Remember that through training in karate you get fit! Many people start karate as a way to lose weight and improve fitness. You do not have to be fit to start as you will get fitter with time. Your Instructor will encourage you, but will not push you so hard that you find it difficult to take part in the class. Every student trains for themselves. Even though you do it as a group, you go at your own pace.Karate is not a competitive hobby unless you make it so by taking part in tournaments for example, but that is completely optional.Be patient and as the weeks go by, you will feel fitter and healthier. Remember, all students on the ‘karate introduction course’ are beginners as well.
Don’t worry! That is why karate might be just the right thing for you.
Karate is great for hand-eye coordination as we get your brain to work outside the normal way of thinking. A lot of other sports make one dominant hand or foot its main tool but in karate we train students to use both hands and feet equally. We will start you off at a beginner’s level and take things one step at a time.It is the same with flexibility. You can only do what you can do and there is no certain level of flexibility needed, at any stage. As you train you will get more flexible and you will feel more confident in all areas of your training.
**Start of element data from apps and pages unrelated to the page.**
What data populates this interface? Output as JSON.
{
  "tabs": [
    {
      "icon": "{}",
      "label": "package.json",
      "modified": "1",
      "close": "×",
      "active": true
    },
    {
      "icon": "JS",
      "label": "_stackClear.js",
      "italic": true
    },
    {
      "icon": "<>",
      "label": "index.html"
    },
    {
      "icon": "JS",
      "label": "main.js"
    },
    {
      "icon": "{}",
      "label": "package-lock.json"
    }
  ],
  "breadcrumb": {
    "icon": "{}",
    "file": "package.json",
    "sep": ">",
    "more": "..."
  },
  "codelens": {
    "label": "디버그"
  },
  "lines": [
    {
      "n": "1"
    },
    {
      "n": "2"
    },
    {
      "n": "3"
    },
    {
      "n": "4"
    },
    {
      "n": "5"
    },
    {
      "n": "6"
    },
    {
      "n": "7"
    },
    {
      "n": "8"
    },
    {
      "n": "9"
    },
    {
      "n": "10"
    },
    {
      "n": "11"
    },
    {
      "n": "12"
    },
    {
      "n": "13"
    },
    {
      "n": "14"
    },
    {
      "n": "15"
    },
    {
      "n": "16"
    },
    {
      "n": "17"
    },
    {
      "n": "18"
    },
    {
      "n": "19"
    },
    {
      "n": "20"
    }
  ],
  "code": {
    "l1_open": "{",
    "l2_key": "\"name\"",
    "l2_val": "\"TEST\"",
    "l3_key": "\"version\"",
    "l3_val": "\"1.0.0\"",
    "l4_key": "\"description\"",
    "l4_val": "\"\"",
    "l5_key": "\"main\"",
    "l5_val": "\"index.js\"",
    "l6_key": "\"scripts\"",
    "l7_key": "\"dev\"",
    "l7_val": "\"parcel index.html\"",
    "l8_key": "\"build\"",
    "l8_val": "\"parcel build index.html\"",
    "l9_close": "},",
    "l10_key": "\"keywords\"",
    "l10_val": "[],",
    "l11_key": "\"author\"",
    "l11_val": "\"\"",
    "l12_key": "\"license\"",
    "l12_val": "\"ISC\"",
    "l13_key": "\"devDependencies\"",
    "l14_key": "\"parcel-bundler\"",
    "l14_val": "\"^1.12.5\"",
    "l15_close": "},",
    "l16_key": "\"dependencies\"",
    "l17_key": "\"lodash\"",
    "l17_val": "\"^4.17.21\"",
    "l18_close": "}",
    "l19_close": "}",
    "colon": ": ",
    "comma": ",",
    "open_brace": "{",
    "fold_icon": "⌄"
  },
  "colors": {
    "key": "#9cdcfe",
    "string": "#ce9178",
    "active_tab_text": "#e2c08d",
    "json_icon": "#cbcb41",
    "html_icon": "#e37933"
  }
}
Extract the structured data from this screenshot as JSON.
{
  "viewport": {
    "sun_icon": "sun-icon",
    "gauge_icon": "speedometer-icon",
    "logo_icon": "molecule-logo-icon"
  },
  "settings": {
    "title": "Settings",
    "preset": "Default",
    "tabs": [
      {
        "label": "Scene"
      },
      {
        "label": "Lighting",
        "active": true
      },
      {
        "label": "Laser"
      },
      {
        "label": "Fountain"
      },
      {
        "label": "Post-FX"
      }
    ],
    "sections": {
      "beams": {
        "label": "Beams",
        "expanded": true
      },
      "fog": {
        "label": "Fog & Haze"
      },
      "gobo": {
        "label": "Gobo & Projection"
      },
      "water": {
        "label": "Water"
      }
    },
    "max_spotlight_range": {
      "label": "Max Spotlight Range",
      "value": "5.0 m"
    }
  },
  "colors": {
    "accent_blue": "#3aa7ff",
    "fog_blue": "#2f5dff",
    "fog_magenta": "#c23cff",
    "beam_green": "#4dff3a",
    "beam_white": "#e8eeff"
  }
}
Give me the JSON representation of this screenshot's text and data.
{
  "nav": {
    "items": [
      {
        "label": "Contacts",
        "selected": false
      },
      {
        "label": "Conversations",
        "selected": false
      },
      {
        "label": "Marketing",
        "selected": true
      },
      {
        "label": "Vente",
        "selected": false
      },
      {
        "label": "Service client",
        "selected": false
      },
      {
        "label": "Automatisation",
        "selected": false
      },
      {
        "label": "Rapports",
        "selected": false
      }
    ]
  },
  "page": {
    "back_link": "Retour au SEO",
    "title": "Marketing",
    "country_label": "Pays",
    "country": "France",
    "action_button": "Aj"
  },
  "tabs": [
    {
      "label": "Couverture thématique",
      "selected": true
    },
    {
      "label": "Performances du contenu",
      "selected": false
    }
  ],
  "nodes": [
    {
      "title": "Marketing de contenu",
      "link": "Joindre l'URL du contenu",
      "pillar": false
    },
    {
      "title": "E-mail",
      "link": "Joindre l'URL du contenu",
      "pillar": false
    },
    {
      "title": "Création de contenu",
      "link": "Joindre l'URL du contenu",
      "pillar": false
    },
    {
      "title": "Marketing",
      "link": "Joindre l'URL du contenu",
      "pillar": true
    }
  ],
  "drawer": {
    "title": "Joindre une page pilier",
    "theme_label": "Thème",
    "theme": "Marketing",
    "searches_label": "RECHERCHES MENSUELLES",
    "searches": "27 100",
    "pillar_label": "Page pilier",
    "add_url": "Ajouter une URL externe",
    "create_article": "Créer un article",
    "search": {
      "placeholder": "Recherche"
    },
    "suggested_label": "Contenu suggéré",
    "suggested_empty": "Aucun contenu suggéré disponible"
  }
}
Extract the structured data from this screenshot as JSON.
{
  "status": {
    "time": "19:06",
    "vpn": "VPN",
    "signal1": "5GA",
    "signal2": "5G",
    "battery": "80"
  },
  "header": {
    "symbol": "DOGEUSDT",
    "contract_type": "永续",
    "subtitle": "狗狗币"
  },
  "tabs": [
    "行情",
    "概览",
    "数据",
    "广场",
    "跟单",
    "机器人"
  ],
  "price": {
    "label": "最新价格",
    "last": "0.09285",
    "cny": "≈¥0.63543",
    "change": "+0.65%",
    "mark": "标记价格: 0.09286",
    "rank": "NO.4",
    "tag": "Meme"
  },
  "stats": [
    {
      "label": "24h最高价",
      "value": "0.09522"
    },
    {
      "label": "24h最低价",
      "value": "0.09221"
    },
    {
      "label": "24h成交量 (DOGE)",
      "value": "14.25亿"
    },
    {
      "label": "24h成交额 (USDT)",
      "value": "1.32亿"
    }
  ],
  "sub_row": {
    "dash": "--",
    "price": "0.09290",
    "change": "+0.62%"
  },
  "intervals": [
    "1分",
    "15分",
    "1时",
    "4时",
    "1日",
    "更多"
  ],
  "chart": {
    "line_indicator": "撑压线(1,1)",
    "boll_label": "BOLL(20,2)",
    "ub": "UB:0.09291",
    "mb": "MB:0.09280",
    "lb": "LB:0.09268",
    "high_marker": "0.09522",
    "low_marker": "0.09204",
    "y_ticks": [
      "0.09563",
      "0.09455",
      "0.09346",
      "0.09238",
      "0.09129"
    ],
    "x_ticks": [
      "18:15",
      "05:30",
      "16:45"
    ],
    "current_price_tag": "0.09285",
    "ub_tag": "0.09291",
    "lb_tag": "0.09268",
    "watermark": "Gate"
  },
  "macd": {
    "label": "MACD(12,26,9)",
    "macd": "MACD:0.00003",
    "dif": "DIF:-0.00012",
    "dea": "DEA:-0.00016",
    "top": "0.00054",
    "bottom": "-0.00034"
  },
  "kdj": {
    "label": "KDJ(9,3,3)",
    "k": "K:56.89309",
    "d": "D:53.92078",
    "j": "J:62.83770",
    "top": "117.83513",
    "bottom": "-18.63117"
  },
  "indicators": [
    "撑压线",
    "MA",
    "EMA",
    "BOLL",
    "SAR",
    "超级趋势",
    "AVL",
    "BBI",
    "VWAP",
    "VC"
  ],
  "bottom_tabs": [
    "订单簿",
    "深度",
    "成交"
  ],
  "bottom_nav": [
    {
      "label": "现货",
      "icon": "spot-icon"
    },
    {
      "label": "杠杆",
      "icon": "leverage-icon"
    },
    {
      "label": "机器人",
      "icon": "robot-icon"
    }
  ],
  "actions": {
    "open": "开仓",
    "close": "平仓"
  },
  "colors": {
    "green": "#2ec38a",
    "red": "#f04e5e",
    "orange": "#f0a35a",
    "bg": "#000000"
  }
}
No. Doryoku Ryu teaches its students under strict/sensible instruction. Obviously any physical activity carries some risk of injury.
Compared with a lot of other activities, such as football, ballet or even the gym, we are definitely a cheaper alternative.Our class fees are paid on a pay-as-you-go basis, which means if you miss a class you do not lose any money since you never have to pay for a class you have not attended.To get started you do not need to buy any equipment or special clothes; you can come in tracksuit bottoms and a t-shirt. Once you have done a few classes and you get into your karate training you might want to buy a Gi (Karate suit) but that’s about it. See our equipment page for prices.
For More information on regarding this please look at our Starting Karate page.
Yes! We fully encourage parents to train with their children. It’s a great way to spend some time together whilst at the same time learning a new skill. You can practise together at home and make karate a ‘family thing’. Children can join from as young as 5 and adults up to the age of 70!
No! Our philosophy is that you come to karate to learn karate! As a beginner you can do push-ups and sit-ups at home if you like, to build some arm and stomach strength, but we will not do those things during a normal class.
No! There is no specific religion tied to karate. Karate promotes good values as do all the main religions and belief systems.
That’s fine! It so happens that the techniques and drills that we train in karate will get you fit. Karate is not a competitive hobby unless you make it so yourself. You can choose to train once or twice a week and be happy with that. You will get fitter and more flexible with time and you do not have to compare yourself with anyone but yourself. The benefits are great whether you aim for fitness or that black belt.
No, but you might pick some up on the way! We teach our classes mainly in English, but as you progress with your karate training, so will your Japanese knowledge. Your instructor will say most things during class in both languages, one followed by the other, you probably will not even realise you are learning Japanese terms. Many experienced karate-ka are well versed in Japanese but it’s a process that happens naturally as you are training. You will not be expected to speak Japanese for your gradings.
No, but we would advise that you do. Training for your next colour belt will give you something to aim for. It also gives you a sense of achievement once you have been to a grading and have tied your next belt around your waist. Our gradings are held once a month and your instructor will not send you to grading if they are not completely confident you are ready for your next grade. You are not expected to ‘show off’ on your own, in front of a panel of judges. You will line up with all the other students and train as if it was a normal class. We do all the basics, kicks, a few combinations and stances and will finish off with kata performance as a group, everyone together!
No! Our instructors must however make sure students are following the etiquette and tradition of karate, so at times the Instructor must make a point of this. A karate instructor would not be able to run a good class without discipline. The instructor will always be approachable and aware of people’s mental and physical limits. They were beginners too at one stage and they have been chosen to teach for their ability to connect with people of all ages and for their karate knowledge.
No! Sparring is optional! But we will encourage you to learn how to spar as it is a very crucial part of Karate. It completes your training and builds up your co-ordination for more advanced self-defence as you progress in your grades.As a beginner you will first learn the basics of karate and we will slowly introduce sparring in the class under very controlled circumstances. As students progress in grades and ability we will take the sparring further to non-contact, free sparring.
No! Tournaments are the sport side of karate and it is something that is not for everyone. Training for tournaments is different from training for your next grade. It is also a very competitive side of karate that might not suit everyone.